  • Remember your audience – we sometimes use comments to justify our marks for the second marker. But students may not understand academic ‘short hand’; what is ‘depth’, anyway? Use language that will engage and develop them. 

  • Audio comments can help to make feedback feel personal and make it more accessible.

  • Early in the course, talk to your students about how to use feedback as a tool for learning; feedback in schools and colleges is very different, so they need to learn a new approach.

  • Identify yourself - sign or initial your marking so that students know who to ask if they need any clarification.

And what can students do?

  • Firstly, read your feedback! It gives you insight into how to improve your grades in future, and, according to Hattie (1987), is the most important way you can improve your learning.

  • But don’t read it instantly. When you first get work back, you’ll be emotional. Either you’ll be dancing around celebrating, or you’ll react defensively to the feedback. Give yourself time to calm down and reflect; look for the information that tells you what you do well, what to improve, and practically, how you can get better (even if this isn’t written explicitly). Devise an action plan and follow it!

  • If you’re not sure how to use your feedback, ask for an appointment with the tutor who marked your work, and ask for their help. Communication is much clearer in person, and misunderstandings can be avoided. If still in doubt, pay a visit to Student Learning for more advice.

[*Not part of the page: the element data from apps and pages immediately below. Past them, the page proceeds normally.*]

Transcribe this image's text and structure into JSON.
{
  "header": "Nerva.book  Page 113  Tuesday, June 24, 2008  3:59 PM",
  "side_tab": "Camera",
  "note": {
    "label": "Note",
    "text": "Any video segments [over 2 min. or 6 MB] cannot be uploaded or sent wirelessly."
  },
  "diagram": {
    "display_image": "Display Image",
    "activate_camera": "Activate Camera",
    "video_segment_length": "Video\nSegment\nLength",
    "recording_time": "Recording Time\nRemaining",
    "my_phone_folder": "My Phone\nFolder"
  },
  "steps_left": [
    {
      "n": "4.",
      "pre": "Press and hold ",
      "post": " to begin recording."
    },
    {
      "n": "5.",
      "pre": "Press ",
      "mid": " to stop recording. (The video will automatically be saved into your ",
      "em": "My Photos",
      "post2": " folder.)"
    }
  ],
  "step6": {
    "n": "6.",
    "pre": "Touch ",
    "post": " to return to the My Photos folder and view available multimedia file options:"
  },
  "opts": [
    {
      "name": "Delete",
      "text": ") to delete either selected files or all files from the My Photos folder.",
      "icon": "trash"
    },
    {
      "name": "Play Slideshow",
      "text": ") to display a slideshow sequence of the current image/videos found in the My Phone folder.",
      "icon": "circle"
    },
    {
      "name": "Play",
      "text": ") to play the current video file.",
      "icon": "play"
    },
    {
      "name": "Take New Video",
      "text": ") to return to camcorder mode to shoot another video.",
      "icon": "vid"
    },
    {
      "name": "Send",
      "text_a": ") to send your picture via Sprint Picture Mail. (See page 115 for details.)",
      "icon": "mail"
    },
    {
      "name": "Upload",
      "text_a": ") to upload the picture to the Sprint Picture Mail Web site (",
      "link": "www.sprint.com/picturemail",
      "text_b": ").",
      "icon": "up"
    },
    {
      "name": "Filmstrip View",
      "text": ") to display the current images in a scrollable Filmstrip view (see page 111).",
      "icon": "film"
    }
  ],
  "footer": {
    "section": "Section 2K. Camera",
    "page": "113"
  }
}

The important thing, whether you’re a tutor or a student, is to remember that feedback involves two people. Sharing responsibility for the communication process ensures that feedback is useful, valued, and facilitates learning. Applying these principles certainly makes feedback delivery more rewarding for me, and my students often give me positive feedback on my feedback!

Hulme, J.A. and Forshaw, M.J. (2009). Effectiveness of feedback provision for psychology undergraduate students. Psychology Learning and Teaching, 8, 1, 34-38.

Creative Commons License
Making feedback more rewarding for everyone by Dr Julie Hulme, Keele University is licensed under a Creative Commons Attribution-NonCommercial-NoDerivatives 4.0 International License.
Based on a work at